» Extracted data
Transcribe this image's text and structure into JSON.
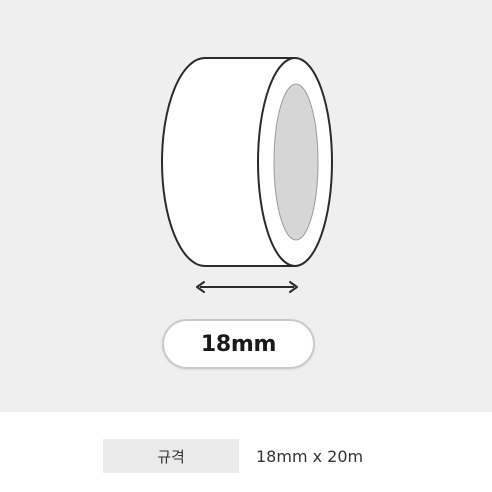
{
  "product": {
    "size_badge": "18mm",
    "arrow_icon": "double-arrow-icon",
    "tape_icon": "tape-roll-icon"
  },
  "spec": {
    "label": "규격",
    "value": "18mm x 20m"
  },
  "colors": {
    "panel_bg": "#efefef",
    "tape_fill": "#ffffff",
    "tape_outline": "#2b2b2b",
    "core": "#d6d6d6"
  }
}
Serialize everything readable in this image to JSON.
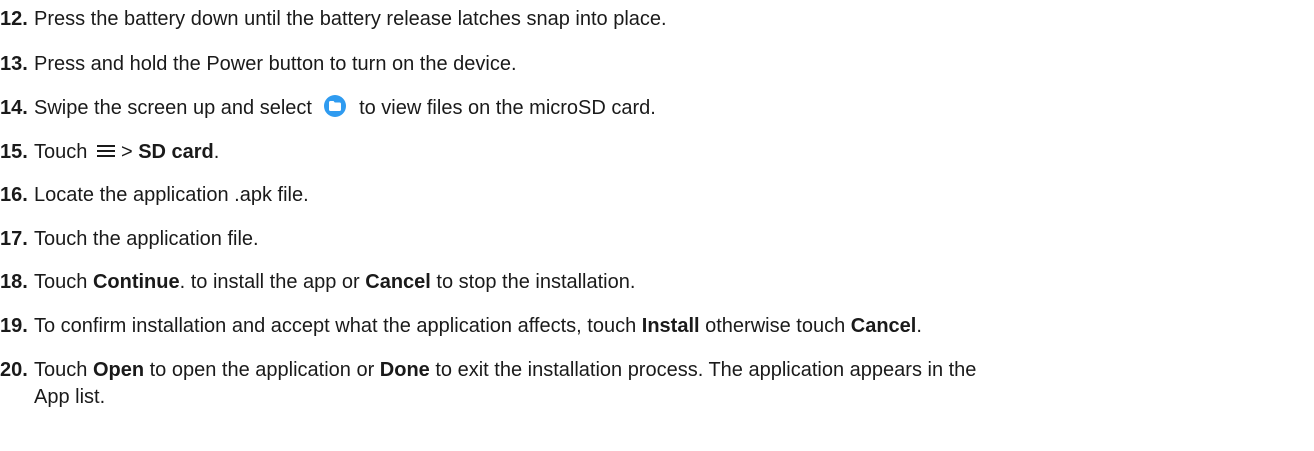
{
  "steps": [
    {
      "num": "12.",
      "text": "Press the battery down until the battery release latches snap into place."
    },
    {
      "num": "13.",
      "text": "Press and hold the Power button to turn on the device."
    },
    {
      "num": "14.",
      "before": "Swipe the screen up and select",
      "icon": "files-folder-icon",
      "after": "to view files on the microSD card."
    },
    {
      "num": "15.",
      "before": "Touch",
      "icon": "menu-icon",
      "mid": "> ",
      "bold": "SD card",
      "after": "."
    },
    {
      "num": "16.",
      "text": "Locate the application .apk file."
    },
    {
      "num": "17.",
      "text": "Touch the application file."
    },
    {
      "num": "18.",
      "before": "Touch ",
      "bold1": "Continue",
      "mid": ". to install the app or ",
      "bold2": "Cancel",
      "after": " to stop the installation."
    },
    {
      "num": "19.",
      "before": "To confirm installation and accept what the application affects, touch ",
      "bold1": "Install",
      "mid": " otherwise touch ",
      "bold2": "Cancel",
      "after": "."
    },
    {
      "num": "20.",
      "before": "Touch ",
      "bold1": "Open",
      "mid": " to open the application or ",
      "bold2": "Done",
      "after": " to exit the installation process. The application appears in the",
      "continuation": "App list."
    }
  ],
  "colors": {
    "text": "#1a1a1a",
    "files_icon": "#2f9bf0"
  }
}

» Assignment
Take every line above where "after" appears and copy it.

» Solution to the exercise
      "after": "to view files on the microSD card."
      "after": "."
      "after": " to stop the installation."
      "after": "."
      "after": " to exit the installation process. The application appears in the",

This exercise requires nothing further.